Figure 3 Mean wealth at death by location and surname origin, 1892–1992

Note: Those dying in the south with a southern surname set to 1.

Those whose origins trace in part to Ireland, Scotland, or Pakistan were typically living in even poorer areas than the adversely selected northern English population. Thus there was sorting of the economically able to the south both for internal migrants within England and Wales and even more strongly for external migrants to England.

Table 1 House values by region and surname origin, 1999

Note: Average house prices by postal code in 2015.

Policy implications

The economic decline of the north of England and Wales has been regarded by many policymakers as a market failure that requires government intervention to correct. Part of the justification for the huge proposed expenditures of HS2, for example, have been the need to revive the economy of the north.
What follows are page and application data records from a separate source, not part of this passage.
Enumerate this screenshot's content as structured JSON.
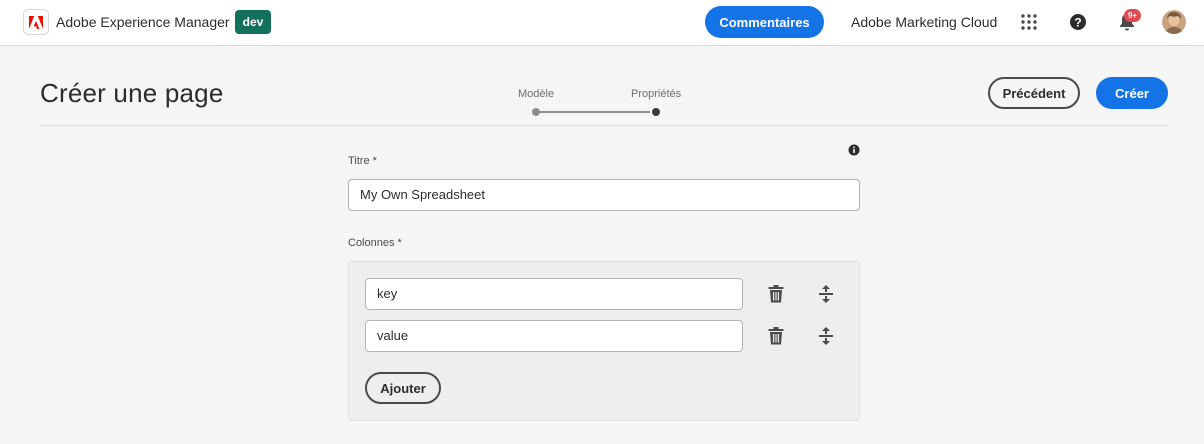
{
  "topbar": {
    "logo_icon": "adobe-logo-icon",
    "app_name": "Adobe Experience Manager",
    "env_badge": "dev",
    "feedback_label": "Commentaires",
    "marketing_cloud": "Adobe Marketing Cloud",
    "notifications_count": "9+",
    "icons": [
      "grid-icon",
      "help-icon",
      "bell-icon",
      "avatar"
    ]
  },
  "header": {
    "title": "Créer une page",
    "steps": [
      {
        "label": "Modèle",
        "state": "completed"
      },
      {
        "label": "Propriétés",
        "state": "current"
      }
    ],
    "prev_label": "Précédent",
    "create_label": "Créer"
  },
  "form": {
    "title_label": "Titre *",
    "title_value": "My Own Spreadsheet",
    "columns_label": "Colonnes *",
    "columns": [
      {
        "value": "key"
      },
      {
        "value": "value"
      }
    ],
    "add_label": "Ajouter"
  },
  "colors": {
    "accent": "#1473e6",
    "env_badge": "#12705b",
    "notification": "#e34850",
    "background": "#f5f5f5"
  }
}
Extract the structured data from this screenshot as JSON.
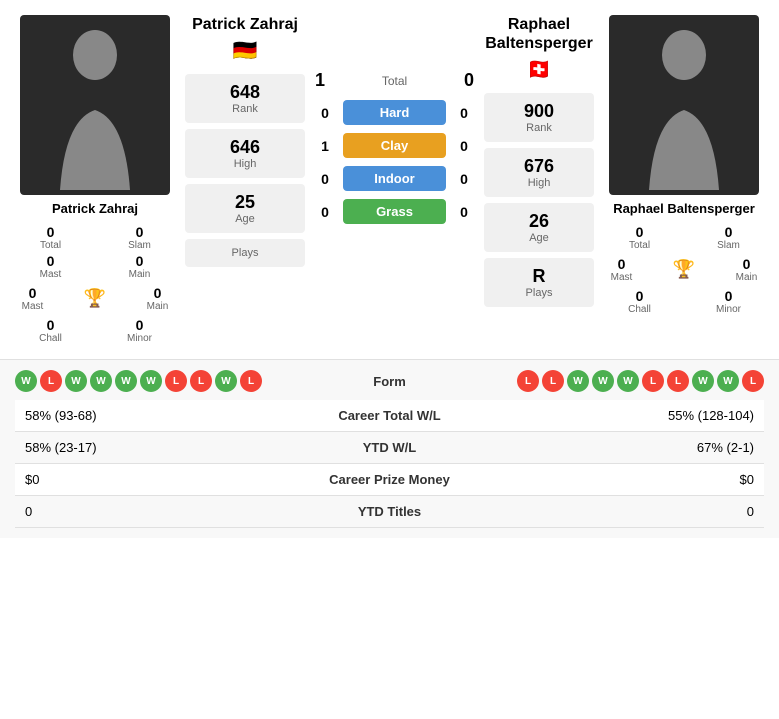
{
  "player1": {
    "name": "Patrick Zahraj",
    "flag": "🇩🇪",
    "rank_value": "648",
    "rank_label": "Rank",
    "high_value": "646",
    "high_label": "High",
    "age_value": "25",
    "age_label": "Age",
    "plays_value": "",
    "plays_label": "Plays",
    "total_value": "0",
    "total_label": "Total",
    "slam_value": "0",
    "slam_label": "Slam",
    "mast_value": "0",
    "mast_label": "Mast",
    "main_value": "0",
    "main_label": "Main",
    "chall_value": "0",
    "chall_label": "Chall",
    "minor_value": "0",
    "minor_label": "Minor"
  },
  "player2": {
    "name": "Raphael Baltensperger",
    "flag": "🇨🇭",
    "rank_value": "900",
    "rank_label": "Rank",
    "high_value": "676",
    "high_label": "High",
    "age_value": "26",
    "age_label": "Age",
    "plays_value": "R",
    "plays_label": "Plays",
    "total_value": "0",
    "total_label": "Total",
    "slam_value": "0",
    "slam_label": "Slam",
    "mast_value": "0",
    "mast_label": "Mast",
    "main_value": "0",
    "main_label": "Main",
    "chall_value": "0",
    "chall_label": "Chall",
    "minor_value": "0",
    "minor_label": "Minor"
  },
  "match": {
    "score1": "1",
    "score2": "0",
    "total_label": "Total",
    "hard_label": "Hard",
    "hard_score1": "0",
    "hard_score2": "0",
    "clay_label": "Clay",
    "clay_score1": "1",
    "clay_score2": "0",
    "indoor_label": "Indoor",
    "indoor_score1": "0",
    "indoor_score2": "0",
    "grass_label": "Grass",
    "grass_score1": "0",
    "grass_score2": "0"
  },
  "form": {
    "label": "Form",
    "player1_form": [
      "W",
      "L",
      "W",
      "W",
      "W",
      "W",
      "L",
      "L",
      "W",
      "L"
    ],
    "player2_form": [
      "L",
      "L",
      "W",
      "W",
      "W",
      "L",
      "L",
      "W",
      "W",
      "L"
    ]
  },
  "stats": [
    {
      "left": "58% (93-68)",
      "center": "Career Total W/L",
      "right": "55% (128-104)"
    },
    {
      "left": "58% (23-17)",
      "center": "YTD W/L",
      "right": "67% (2-1)"
    },
    {
      "left": "$0",
      "center": "Career Prize Money",
      "right": "$0"
    },
    {
      "left": "0",
      "center": "YTD Titles",
      "right": "0"
    }
  ]
}
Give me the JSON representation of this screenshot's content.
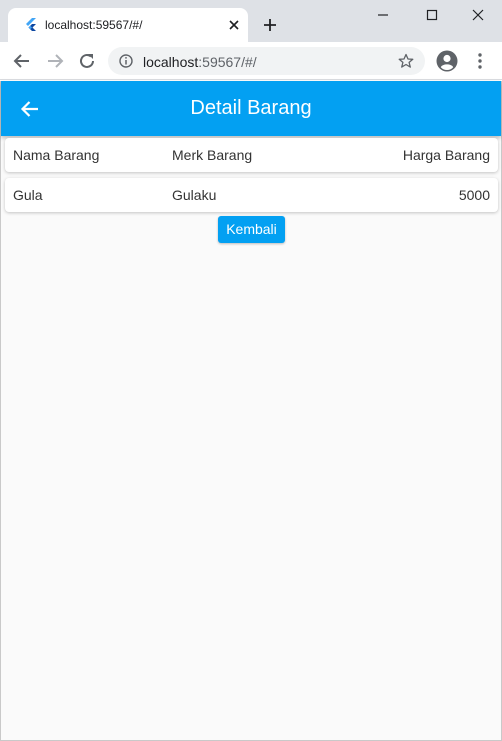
{
  "browser": {
    "tab_title": "localhost:59567/#/",
    "url_host": "localhost",
    "url_rest": ":59567/#/",
    "favicon": "flutter-logo-icon",
    "icons": [
      "back-arrow-icon",
      "forward-arrow-icon",
      "reload-icon",
      "info-icon",
      "star-icon",
      "profile-icon",
      "kebab-menu-icon"
    ]
  },
  "app": {
    "title": "Detail Barang",
    "header_row": {
      "nama": "Nama Barang",
      "merk": "Merk Barang",
      "harga": "Harga Barang"
    },
    "item_row": {
      "nama": "Gula",
      "merk": "Gulaku",
      "harga": "5000"
    },
    "back_button_label": "Kembali",
    "colors": {
      "primary": "#03a0f2",
      "background": "#fafafa",
      "text": "#333333"
    }
  }
}
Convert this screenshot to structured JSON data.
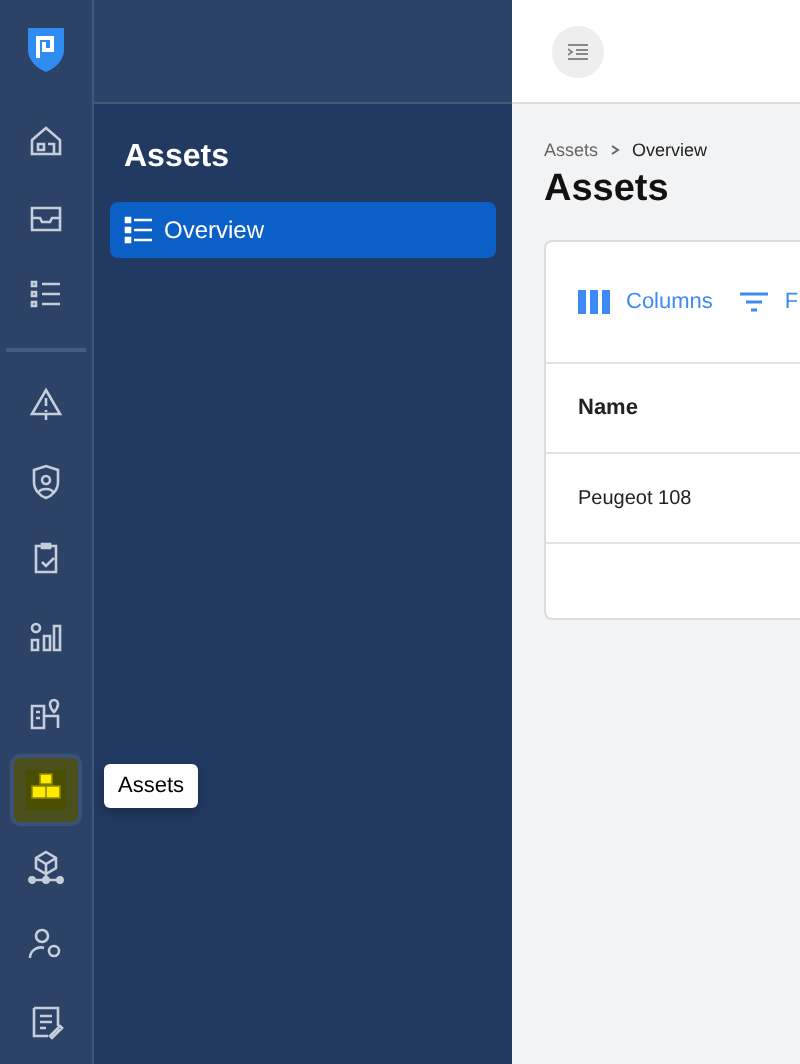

We show using the evidence of surname origins, however, that the decline of the north is purely a product of regional sorting by economic ability, and not the consequence of any market failure. The northern population, given its characteristics, is doing as well as the equivalent population in the south. There is no regional problem requiring solution in England.

One further implication of our study is that there is no evidence in England for significant human capital externalities, as posited by the New Economic Geography. There is no evidence that the productivity or educational attainment of workers of a given inherent characteristic benefits when that worker is located in the high education south as opposed to the low education north.


Clark, G and N Cummins (2018), “The big sort: Selective migration and the decline of Northern England, 1780-2018”, CEPR, Discussion Paper 13023. 

Crafts, N 2005, “Regional GDP in Britain: Some estimates”, Scottish Journal of Political Economy 52(1): 54–64.

Leunig, T and J Swaffield (2008), Cities unlimited: Making urban regeneration work, Policy Exchange.

Geary, F and T Stark (2015), “Regional GDP in the UK, 1861–1911: New estimates”, Economic History Review 68(1): 123–144.

Geary, F and T Stark (2016), “What happened to regional inequality in Britain in the twentieth century?” Economic History Review 69(1): 215–228.

Krashinsky, H (2011), “Urban agglomeration, wages and selection: Evidence from samples of siblings”, Labour Economics 18(1): 79–92.

Krugman, P (1991), “Increasing returns and economic geography”, Journal of Political Economy 99(3): 483–499.



Topics:  Economic history Europe's nations and regions Poverty and income inequality Productivity and Innovation

Tags:  morth-south divide, brain drain, sorting by ability, UK, sorting, Oxbridge, regional inequality, economic geography

Professor of Economics, University of California, Davis; CEPR Research Fellow

Associate Professor of Economic History, London School of Economics


CEPR Policy Research